» **Dataset extract**:

----------

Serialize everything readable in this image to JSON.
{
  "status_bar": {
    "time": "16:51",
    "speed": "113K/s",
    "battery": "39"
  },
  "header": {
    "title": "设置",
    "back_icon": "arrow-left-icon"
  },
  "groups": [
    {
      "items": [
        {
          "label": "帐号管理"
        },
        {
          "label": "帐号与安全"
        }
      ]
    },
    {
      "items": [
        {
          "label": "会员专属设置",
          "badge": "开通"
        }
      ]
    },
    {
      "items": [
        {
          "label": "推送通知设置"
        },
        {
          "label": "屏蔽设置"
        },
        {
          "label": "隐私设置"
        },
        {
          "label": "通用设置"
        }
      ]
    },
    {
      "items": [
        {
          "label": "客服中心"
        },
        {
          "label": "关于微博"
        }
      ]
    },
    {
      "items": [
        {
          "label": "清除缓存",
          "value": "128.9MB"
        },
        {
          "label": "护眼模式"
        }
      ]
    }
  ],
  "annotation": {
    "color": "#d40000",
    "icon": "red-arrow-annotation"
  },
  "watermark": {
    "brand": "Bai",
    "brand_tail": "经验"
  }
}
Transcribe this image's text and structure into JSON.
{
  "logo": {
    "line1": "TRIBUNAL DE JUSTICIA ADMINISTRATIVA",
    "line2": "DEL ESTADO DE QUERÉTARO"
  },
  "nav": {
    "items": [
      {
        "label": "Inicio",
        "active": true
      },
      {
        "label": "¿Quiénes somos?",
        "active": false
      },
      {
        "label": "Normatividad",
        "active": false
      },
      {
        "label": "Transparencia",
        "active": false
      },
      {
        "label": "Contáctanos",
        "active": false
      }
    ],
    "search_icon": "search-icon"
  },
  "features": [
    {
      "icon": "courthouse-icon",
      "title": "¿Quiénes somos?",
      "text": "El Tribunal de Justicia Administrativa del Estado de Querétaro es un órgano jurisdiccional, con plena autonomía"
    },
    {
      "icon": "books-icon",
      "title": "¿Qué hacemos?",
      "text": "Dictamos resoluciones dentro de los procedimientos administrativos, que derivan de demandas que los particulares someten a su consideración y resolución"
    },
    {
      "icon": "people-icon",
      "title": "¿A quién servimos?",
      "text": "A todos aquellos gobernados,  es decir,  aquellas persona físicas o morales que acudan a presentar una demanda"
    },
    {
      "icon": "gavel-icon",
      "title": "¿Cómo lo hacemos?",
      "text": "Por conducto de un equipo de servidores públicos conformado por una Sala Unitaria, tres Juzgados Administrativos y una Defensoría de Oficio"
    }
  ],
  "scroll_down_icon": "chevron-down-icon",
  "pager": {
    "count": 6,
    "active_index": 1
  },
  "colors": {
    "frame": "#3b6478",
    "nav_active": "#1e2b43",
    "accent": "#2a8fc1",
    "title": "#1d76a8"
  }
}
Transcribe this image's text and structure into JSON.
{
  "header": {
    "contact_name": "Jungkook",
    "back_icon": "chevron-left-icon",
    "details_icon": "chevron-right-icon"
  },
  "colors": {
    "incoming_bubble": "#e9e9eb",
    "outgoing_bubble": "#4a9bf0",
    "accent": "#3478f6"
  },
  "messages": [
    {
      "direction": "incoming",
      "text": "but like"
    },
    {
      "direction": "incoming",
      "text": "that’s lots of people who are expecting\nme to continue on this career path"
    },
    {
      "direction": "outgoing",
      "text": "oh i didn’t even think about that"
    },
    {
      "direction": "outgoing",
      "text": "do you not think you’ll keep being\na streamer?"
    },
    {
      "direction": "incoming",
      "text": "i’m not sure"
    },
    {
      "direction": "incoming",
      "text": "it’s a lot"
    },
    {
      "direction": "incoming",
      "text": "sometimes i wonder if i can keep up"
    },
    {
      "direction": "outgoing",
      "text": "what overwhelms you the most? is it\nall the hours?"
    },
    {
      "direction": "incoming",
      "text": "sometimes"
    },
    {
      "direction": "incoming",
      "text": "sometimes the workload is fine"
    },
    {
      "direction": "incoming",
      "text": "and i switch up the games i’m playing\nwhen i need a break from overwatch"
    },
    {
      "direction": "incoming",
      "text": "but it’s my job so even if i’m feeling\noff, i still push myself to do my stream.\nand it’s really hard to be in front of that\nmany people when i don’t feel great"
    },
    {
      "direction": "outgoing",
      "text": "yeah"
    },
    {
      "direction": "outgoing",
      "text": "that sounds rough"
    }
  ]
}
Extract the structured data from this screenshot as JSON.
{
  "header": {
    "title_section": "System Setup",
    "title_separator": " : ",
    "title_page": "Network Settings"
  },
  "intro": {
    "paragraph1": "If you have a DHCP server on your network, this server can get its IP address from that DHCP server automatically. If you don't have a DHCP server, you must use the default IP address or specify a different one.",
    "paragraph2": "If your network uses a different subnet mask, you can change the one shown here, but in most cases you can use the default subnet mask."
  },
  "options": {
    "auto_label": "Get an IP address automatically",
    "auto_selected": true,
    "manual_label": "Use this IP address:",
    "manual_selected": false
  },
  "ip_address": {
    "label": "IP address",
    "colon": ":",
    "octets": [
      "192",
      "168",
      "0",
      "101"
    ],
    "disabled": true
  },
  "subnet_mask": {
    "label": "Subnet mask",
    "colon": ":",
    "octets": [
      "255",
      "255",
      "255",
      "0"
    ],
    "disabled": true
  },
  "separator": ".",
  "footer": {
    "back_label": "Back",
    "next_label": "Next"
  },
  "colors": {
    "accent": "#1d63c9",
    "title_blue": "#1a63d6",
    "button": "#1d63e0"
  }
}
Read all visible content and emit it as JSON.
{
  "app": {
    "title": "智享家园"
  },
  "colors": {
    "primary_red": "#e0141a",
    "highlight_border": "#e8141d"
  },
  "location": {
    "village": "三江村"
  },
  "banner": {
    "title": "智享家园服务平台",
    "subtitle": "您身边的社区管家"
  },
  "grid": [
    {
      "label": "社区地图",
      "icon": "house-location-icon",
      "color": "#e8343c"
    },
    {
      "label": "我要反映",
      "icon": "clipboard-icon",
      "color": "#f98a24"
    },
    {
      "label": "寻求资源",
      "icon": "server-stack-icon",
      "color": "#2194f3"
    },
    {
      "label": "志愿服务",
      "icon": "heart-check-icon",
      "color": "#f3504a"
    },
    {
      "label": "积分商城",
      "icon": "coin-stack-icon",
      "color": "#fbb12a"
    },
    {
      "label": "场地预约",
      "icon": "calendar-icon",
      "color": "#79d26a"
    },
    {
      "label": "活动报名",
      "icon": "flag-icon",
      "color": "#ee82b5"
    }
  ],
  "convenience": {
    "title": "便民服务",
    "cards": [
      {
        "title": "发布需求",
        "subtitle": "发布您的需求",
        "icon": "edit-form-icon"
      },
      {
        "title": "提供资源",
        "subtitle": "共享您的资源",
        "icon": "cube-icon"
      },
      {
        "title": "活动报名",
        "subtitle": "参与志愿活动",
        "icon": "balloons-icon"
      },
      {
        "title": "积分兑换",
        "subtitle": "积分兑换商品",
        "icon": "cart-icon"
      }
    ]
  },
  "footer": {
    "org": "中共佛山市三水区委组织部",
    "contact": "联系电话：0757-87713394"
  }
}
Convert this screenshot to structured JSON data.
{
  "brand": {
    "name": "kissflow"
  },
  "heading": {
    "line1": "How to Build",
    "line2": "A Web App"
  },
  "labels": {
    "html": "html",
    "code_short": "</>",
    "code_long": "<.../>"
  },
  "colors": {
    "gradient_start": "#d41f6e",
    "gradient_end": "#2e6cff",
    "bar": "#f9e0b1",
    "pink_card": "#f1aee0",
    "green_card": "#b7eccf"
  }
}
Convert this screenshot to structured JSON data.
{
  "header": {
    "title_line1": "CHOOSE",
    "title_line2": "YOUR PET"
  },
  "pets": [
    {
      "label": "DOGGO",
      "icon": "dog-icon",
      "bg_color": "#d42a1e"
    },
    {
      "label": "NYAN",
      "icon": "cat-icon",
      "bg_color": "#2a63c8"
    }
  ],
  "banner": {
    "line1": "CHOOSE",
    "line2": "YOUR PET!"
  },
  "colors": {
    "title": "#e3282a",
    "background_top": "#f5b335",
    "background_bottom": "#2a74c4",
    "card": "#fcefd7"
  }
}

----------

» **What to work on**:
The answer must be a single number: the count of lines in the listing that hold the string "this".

» **Exercise response**:
9